-Adelyne Slavik. I was viewing the archives of The Chicago Daily Tribune when I came upon a photo of professional model Adelyne Slavik in 1917, as she appeared in a Chicago fashion show. I thought I recognized her as the “mother” in several of Tonnesen's prints ca.1916-22. I could be wrong, of course. Sometime between 1923 and 1925 she married Julius Schwill, president of Chicago's Albert Schwill & Co malt manufacturing firm. In 1921, Schwill made news nationally when he was arrested for passing stolen money orders under an assumed name. He claimed successfully that he had not known they were stolen.
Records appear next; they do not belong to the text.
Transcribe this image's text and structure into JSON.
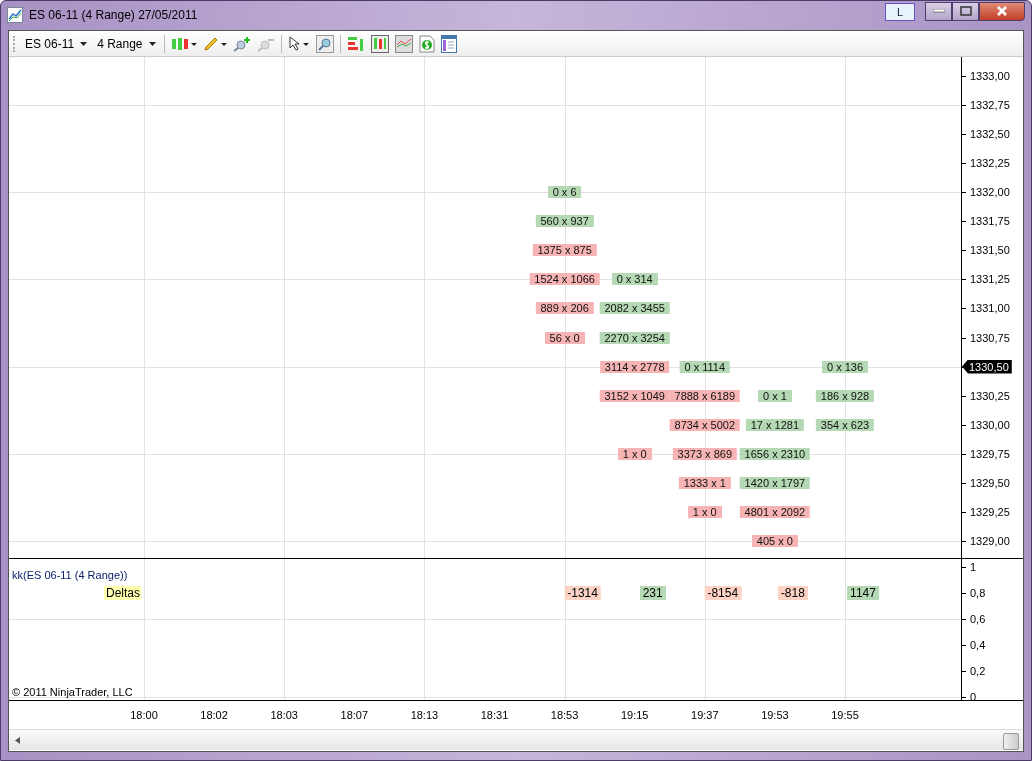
{
  "window": {
    "title": "ES 06-11 (4 Range)  27/05/2011",
    "layout_button": "L"
  },
  "toolbar": {
    "instrument": "ES 06-11",
    "period": "4 Range"
  },
  "price_axis": [
    {
      "label": "1333,00",
      "current": false
    },
    {
      "label": "1332,75",
      "current": false
    },
    {
      "label": "1332,50",
      "current": false
    },
    {
      "label": "1332,25",
      "current": false
    },
    {
      "label": "1332,00",
      "current": false
    },
    {
      "label": "1331,75",
      "current": false
    },
    {
      "label": "1331,50",
      "current": false
    },
    {
      "label": "1331,25",
      "current": false
    },
    {
      "label": "1331,00",
      "current": false
    },
    {
      "label": "1330,75",
      "current": false
    },
    {
      "label": "1330,50",
      "current": true
    },
    {
      "label": "1330,25",
      "current": false
    },
    {
      "label": "1330,00",
      "current": false
    },
    {
      "label": "1329,75",
      "current": false
    },
    {
      "label": "1329,50",
      "current": false
    },
    {
      "label": "1329,25",
      "current": false
    },
    {
      "label": "1329,00",
      "current": false
    }
  ],
  "time_columns": [
    {
      "time": "18:00"
    },
    {
      "time": "18:02"
    },
    {
      "time": "18:03"
    },
    {
      "time": "18:07"
    },
    {
      "time": "18:13"
    },
    {
      "time": "18:31"
    },
    {
      "time": "18:53",
      "delta": {
        "text": "-1314",
        "color": "#fcd3c4"
      },
      "cells": [
        null,
        null,
        null,
        null,
        {
          "text": "0 x 6",
          "color": "#b4d9b4"
        },
        {
          "text": "560 x 937",
          "color": "#b4d9b4"
        },
        {
          "text": "1375 x 875",
          "color": "#f7b4b4"
        },
        {
          "text": "1524 x 1066",
          "color": "#f7b4b4"
        },
        {
          "text": "889 x 206",
          "color": "#f7b4b4"
        },
        {
          "text": "56 x 0",
          "color": "#f7b4b4"
        }
      ]
    },
    {
      "time": "19:15",
      "delta": {
        "text": "231",
        "color": "#b4d9b4"
      },
      "cells": [
        null,
        null,
        null,
        null,
        null,
        null,
        null,
        {
          "text": "0 x 314",
          "color": "#b4d9b4"
        },
        {
          "text": "2082 x 3455",
          "color": "#b4d9b4"
        },
        {
          "text": "2270 x 3254",
          "color": "#b4d9b4"
        },
        {
          "text": "3114 x 2778",
          "color": "#f7b4b4"
        },
        {
          "text": "3152 x 1049",
          "color": "#f7b4b4"
        },
        null,
        {
          "text": "1 x 0",
          "color": "#f7b4b4"
        }
      ]
    },
    {
      "time": "19:37",
      "delta": {
        "text": "-8154",
        "color": "#fcd3c4"
      },
      "cells": [
        null,
        null,
        null,
        null,
        null,
        null,
        null,
        null,
        null,
        null,
        {
          "text": "0 x 1114",
          "color": "#b4d9b4"
        },
        {
          "text": "7888 x 6189",
          "color": "#f7b4b4"
        },
        {
          "text": "8734 x 5002",
          "color": "#f7b4b4"
        },
        {
          "text": "3373 x 869",
          "color": "#f7b4b4"
        },
        {
          "text": "1333 x 1",
          "color": "#f7b4b4"
        },
        {
          "text": "1 x 0",
          "color": "#f7b4b4"
        }
      ]
    },
    {
      "time": "19:53",
      "delta": {
        "text": "-818",
        "color": "#fcd3c4"
      },
      "cells": [
        null,
        null,
        null,
        null,
        null,
        null,
        null,
        null,
        null,
        null,
        null,
        {
          "text": "0 x 1",
          "color": "#b4d9b4"
        },
        {
          "text": "17 x 1281",
          "color": "#b4d9b4"
        },
        {
          "text": "1656 x 2310",
          "color": "#b4d9b4"
        },
        {
          "text": "1420 x 1797",
          "color": "#b4d9b4"
        },
        {
          "text": "4801 x 2092",
          "color": "#f7b4b4"
        },
        {
          "text": "405 x 0",
          "color": "#f7b4b4"
        }
      ]
    },
    {
      "time": "19:55",
      "delta": {
        "text": "1147",
        "color": "#b4d9b4"
      },
      "cells": [
        null,
        null,
        null,
        null,
        null,
        null,
        null,
        null,
        null,
        null,
        {
          "text": "0 x 136",
          "color": "#b4d9b4"
        },
        {
          "text": "186 x 928",
          "color": "#b4d9b4"
        },
        {
          "text": "354 x 623",
          "color": "#b4d9b4"
        }
      ]
    }
  ],
  "indicator_panel": {
    "title": "kk(ES 06-11 (4 Range))",
    "label": "Deltas",
    "axis": [
      "1",
      "0,8",
      "0,6",
      "0,4",
      "0,2",
      "0"
    ]
  },
  "copyright": "© 2011 NinjaTrader, LLC"
}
Julius Schwill died suddenly in 1938. The malt plant was sold to the Falstaff Brewery in the 1960's. Adelyne died in 1984, apparently never remarrying. Obituaries of Adelyne and her three siblings give no indication that any of them had children, so if she had photos or mementos of her modeling career, they may now reside outside the family. See images 20-24.

-Sincerely Yours. The lovely and enigmatic woman shown in the 1925 calendar print titled “Sincerely Yours,” attributed “From Painting by Tonnesen” (See slideshow album 2, image #25), is seen more often in Tonnesen prints than I first realized. Like most good models, she had a way of looking different for different roles. See images 25-27.

-The Barefoot Boy. R.A. Fox's painting titled “The Barefoot Boy” (See slideshow album 1, image #4) started as a photo by Tonnesen. The same boy, shown bottom right, turns up in other Tonnesen-like photos/prints from the early-to-mid 20's. Most likely born in the late teens, it is possible he is still living. See images 28-30.

Notes: Please be aware the information accompanying these images, as with all images discussed on this website, represents only my best guesses as to identification of models, artists, publishers, dates and studios of origin. My guesses could be wrong, and I welcome the thoughts of others.

Thanks to Mary Redmond, and New York State Library Staff members Bernice Borgia and Joellen Peters for their archival search and retrieval of information on Irma Roche O'Dea and Adelyne Slavik.

Coming Soon: Part 4, the final part of this series -The earliest Tonnesen Models in their Victorian clothes and settings.

All Content Copyright 2008 Lois Emerson

2 thoughts on “Introducing the Tonnesen Models Part 3

  1. I have a 1928 Calendar with a Mother holding an infant while sitting in a chair. There is a little girl leaning on the woman’s lap looking at the baby along with the woman. The woman’s dress is pink the little girl is wearing a white top maybe sitting in a chair. The baby is wrapped in a blue blanket. The picture is named The Kingdom of Love. Beatrice Tonnesen \nIt is an advertising calendar for Peterson’s Diary, Naperville, Illinois. There are what may be gold snowflakes on the calendar boarder around the print. There is a small actual calendar with all twelve months and a cover over the calendar which is tied to the boarder with a small cord. I would say it is in very good condition . I also have the paper cover the calendar came in. I a wondering if the calendar has much monetary value. It was in my mother’s belongings. 1928-1995 \n\nThank you for any information,\nVonda Spain

  2. Hello Vonda,\nYour calendar sounds beautiful. If your mother was born in 1928, it is quite possible that her parents or other close friend or relative saved the calendar as a memento of the year of her birth. That seems to have been a common practice. The theme or subject matter you describe was very popular in the 1920’s and remains popular with current collectors. The theme is sometimes referred to as “The Cult of Motherhood.” The worth of any given calendar depends, not only on the appeal of the artwork and the condition of the item, but upon the advertising and/or the location of the advertiser. Calendar collectors come in many varieties and collect for various reasons. While I might wish to purchase it for its artwork, someone else might be a collector of Peterson’s Dairy memorabilia or Naperville memorabilia. On Ebay, for example, if an art collector gets into a bidding war with a memorabilia collector, a high priced sale might result. So, I can’t advise you as to the worth, except to suggest that a mother/child themed, artist-signed piece from the year of your mother’s birth might be worth more to you in sentimental value than to any outside collector.\nThank you for writing,\nLois